Editor: With all due respect to my friends at B&C, I must confess disappointment with your Nov. 26 cover story, “HD Special Report,” and the staggering lack of acknowledgement of the broadcast industry's tremendous leadership role in the arena of high-definition television.

In both your lead story (“HD Offerings Climb”) and one of the major sidebars (“Wider World of HD”), B&C swoons over the offerings of cable, satellite and telephone companies, with nary a mention that they are all playing HD catch-up to network and local broadcasters.

It takes the reader until page 25 (in a well-written piece by Michael Malone) to find any mention whatsoever of broadcaster HD efforts. And even there, the accompanying chart fails to note that stations like Post-Newsweek's WDIV-TV Detroit have begun offering local news in HDTV.

Despite investing billions of dollars with no guarantee that a single dime of this expense would be recouped, it was the broadcast networks and their affiliate partners who first exposed most Americans to the most dazzling TV pictures the world has ever seen.

With few exceptions, commercial and public broadcasters were for years the only game in town when it came to HDTV programming. Indeed, if this were a horse race, broadcasters would be regarded as the Secretariat of programmers, lapping the competition offered by cable and satellite.

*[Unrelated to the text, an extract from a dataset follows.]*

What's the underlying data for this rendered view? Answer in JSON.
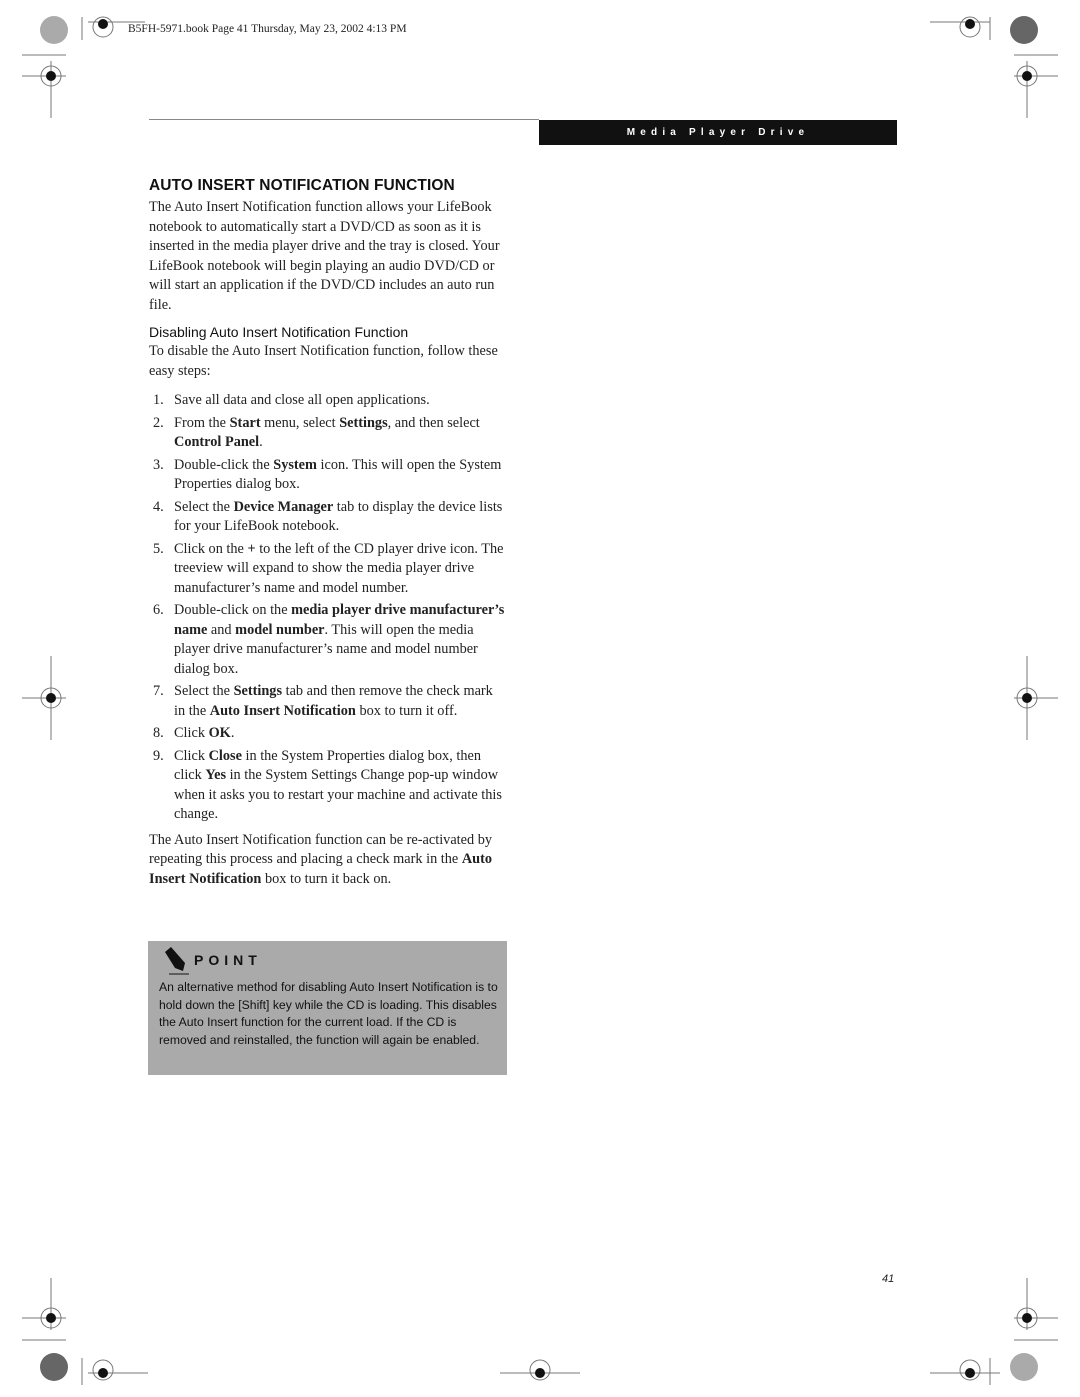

We are delighted that our pay-TV friends are finally jumping on the HDTV bandwagon. But make no mistake: The drivers of this revolution were and are America's free, local, over-the-air broadcasters.

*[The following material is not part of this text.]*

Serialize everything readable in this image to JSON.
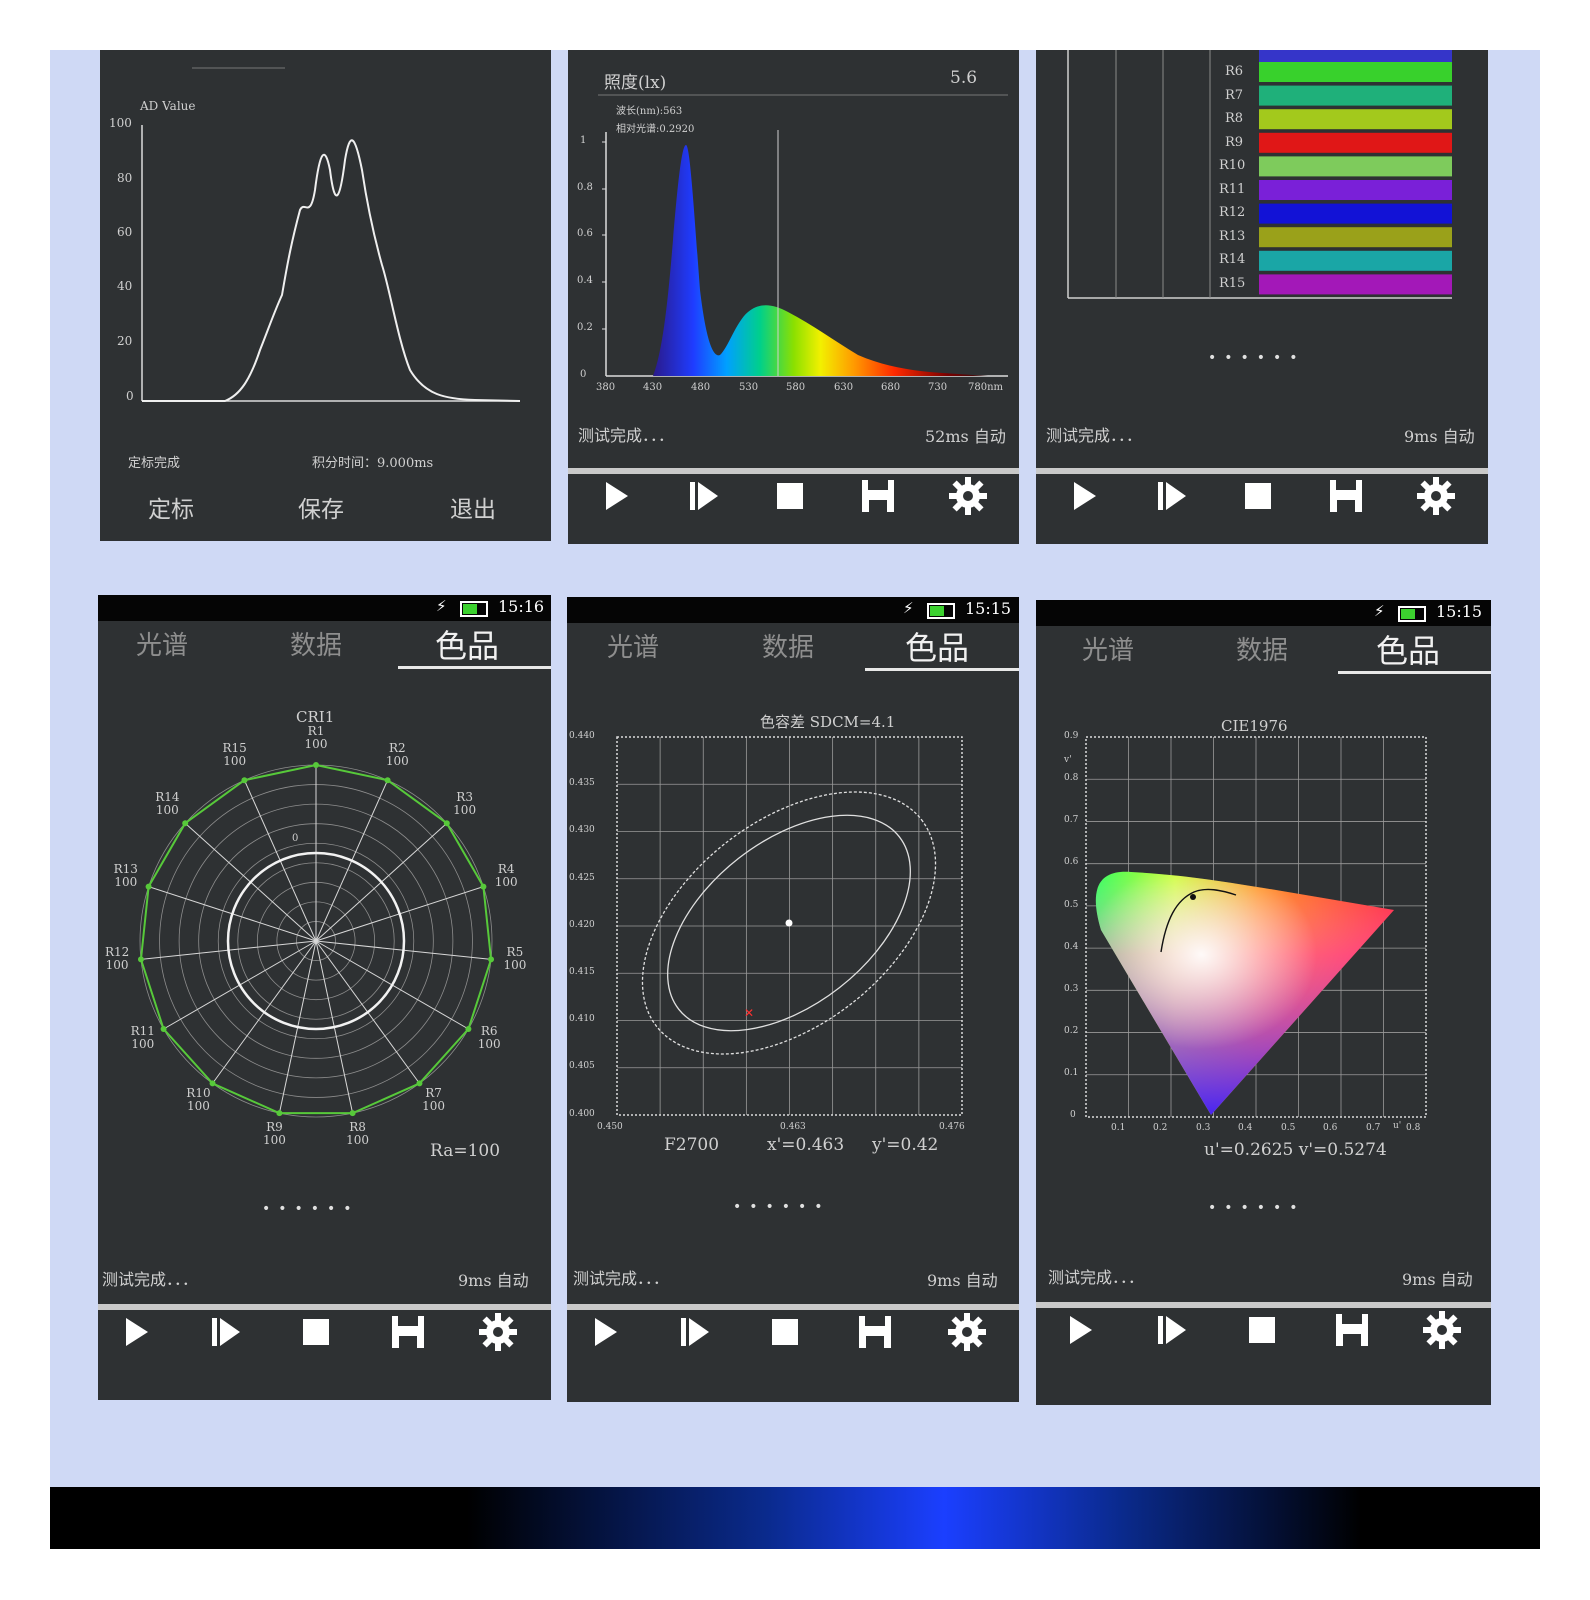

Dennis Wharton
Executive VP, Media Relations
National Assoc. of Broadcasters
Washington, D.C.